Mark recalls, as many do, of his hardest LCSAR mission being the one for the lady near Pingree Park during Fair Parking a few years ago. The mission lasting from early evening till well into the morning required a carry-up of several miles over very rugged terrain (boulders the size of motor homes), finishing with a helicopter evac of the subject at a high point. Mark has some doubts about the seriousness of the back injuries but states that because of this "condition" she was not allowed to get out of the litter to go to the bathroom…
His most memorable practice was his BASART final at Grey Rock where they had to do an extremely long scree-evac down the steep slope that faces the road. During the debriefing at the Grey Rock parking lot, rescue leader Al Wonch broke into tears recounting some of the errors that may have been made with some of the technical aspects. This emotional debriefing affirmed for Mark the fact that these LCSAR people were very attuned to safety and protecting its members.

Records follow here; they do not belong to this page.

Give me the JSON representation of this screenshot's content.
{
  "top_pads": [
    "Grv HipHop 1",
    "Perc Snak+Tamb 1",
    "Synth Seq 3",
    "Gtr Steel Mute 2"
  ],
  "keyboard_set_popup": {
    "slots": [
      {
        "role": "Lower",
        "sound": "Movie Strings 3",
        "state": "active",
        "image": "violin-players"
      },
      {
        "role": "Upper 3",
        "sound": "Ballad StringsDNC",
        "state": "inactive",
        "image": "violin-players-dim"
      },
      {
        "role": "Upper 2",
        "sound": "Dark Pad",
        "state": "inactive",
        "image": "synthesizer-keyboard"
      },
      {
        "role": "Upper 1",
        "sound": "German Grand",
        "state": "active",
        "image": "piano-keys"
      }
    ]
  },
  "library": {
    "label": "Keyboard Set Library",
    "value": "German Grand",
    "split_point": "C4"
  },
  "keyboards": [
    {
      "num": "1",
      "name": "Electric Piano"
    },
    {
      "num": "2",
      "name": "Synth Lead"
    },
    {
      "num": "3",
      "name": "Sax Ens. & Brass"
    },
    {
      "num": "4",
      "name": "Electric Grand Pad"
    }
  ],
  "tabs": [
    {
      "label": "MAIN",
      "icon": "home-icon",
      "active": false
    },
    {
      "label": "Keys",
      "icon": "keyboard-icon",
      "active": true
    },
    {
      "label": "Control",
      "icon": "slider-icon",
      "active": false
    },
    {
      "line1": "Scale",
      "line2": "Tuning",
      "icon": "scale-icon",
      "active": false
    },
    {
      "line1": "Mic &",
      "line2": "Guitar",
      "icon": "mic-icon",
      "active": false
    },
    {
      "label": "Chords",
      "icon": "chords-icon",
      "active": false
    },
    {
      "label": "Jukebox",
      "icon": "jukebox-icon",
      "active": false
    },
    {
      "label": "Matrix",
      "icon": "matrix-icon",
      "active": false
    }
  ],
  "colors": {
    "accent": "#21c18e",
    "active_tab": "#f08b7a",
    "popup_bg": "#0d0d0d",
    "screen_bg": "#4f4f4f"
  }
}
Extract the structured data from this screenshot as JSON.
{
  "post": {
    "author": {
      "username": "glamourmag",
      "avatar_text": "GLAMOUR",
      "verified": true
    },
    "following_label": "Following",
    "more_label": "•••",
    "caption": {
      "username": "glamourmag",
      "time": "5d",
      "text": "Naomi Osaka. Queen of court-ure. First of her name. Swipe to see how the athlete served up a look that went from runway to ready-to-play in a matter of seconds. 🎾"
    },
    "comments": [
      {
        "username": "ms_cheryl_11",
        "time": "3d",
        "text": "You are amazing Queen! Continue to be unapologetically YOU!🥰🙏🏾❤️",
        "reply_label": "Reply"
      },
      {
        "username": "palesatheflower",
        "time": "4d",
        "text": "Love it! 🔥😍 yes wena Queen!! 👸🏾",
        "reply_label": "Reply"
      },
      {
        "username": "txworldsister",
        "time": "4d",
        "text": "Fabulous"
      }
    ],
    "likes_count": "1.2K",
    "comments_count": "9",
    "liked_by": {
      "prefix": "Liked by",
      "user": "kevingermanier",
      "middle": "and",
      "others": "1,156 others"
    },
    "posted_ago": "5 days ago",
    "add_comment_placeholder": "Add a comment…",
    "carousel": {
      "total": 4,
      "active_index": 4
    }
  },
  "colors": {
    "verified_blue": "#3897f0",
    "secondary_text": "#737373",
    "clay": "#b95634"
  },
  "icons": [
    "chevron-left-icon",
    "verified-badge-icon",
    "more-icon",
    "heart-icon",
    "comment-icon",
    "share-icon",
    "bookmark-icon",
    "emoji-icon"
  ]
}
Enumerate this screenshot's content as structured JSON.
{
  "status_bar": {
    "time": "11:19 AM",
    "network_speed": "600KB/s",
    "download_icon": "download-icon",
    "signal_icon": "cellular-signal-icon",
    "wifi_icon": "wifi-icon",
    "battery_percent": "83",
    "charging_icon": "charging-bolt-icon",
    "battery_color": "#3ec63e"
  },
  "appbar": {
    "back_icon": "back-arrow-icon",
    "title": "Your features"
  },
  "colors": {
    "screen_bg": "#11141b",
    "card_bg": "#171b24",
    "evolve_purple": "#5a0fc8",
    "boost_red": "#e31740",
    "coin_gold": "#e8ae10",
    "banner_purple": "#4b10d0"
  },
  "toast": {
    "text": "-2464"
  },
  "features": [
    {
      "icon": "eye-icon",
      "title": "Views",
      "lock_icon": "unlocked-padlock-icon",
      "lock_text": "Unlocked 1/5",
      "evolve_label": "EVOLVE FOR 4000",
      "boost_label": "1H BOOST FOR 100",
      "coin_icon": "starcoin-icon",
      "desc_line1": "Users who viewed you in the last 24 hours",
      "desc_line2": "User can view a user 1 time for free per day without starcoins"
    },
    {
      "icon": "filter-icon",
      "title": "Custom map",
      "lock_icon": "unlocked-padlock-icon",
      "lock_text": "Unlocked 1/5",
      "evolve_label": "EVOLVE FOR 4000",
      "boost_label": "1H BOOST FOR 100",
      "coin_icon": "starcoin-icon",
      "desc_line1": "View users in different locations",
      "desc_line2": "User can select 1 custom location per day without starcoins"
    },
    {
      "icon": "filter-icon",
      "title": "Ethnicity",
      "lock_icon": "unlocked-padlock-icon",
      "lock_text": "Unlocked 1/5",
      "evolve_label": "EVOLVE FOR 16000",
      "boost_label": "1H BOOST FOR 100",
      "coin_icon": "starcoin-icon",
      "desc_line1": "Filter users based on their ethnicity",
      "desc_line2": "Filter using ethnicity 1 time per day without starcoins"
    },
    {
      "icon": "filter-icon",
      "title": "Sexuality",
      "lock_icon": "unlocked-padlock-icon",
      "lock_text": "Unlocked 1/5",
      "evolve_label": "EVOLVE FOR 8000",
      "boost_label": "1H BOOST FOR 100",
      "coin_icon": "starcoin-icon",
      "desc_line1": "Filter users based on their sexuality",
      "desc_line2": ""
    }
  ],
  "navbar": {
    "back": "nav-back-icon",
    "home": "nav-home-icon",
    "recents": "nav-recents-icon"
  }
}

Mark commends the team for the vast improvements in the BASART program and the current methods for selecting people. He mentions Dave Hake and Cathy Morgenstern et. al. as examples of the high levels of commitment we see now. Mark has some concerns about some of the requirements the team has for acquiring and maintaining ratings and in particular has a problem with the fact that demonstration of skills on a mission is not used for this at present. He is concerned that we may lose or may have lost some good people because they are not showing up for practices but are fairly active in mission responses. He hopes the training committee will continue to work on the newly revised system and perhaps look at the logistics of this in the future. He is also curious as to why the team places so much emphasis on the EMT rating when historically this level of training has not been needed. This is especially significant when the extra time needed may interfere with a person's ability to keep up their SAR skills or response level to call-outs.
On a more personal side, Mark has no ambitions to become a millionaire but rather is content with his current hobbies of fly fishing, flying and his Ham radio interests. When I asked him if he was happy with leading the single life, he states that he has never been married so he has nothing to compare it to. He doubts if his hobbies would continue to thrive were he married. He looks forward to some moderate advancement at Celestica, which recently purchased the portion of H-P where he works. If things get too hectic in this area he would consider taking a law enforcement job for a smaller community in Wyoming. Mark has done some law enforcement work in the past.
Mark is proud to be a member of LCSAR, which is looked upon in the SAR community as one of the best teams in the nation. He hopes everyone shares his pride and hopes the citizens and officials of Larimer County know how lucky they are to have a team of our caliber.
Last year Mark received his Life Membership award, which recognizes LCSAR members for at least 10 years of significant accomplishments and contributions to the team, and he is currently in training to become a SAR Manager. He is also a highly skilled radio and electronics person and has served as the teams Communications Officer for most of the 1990's. Having been harassed recently on the radio by Bill Cotton, Mark's last bit of advice to everyone is to always keep your wheels pointed in the down direction.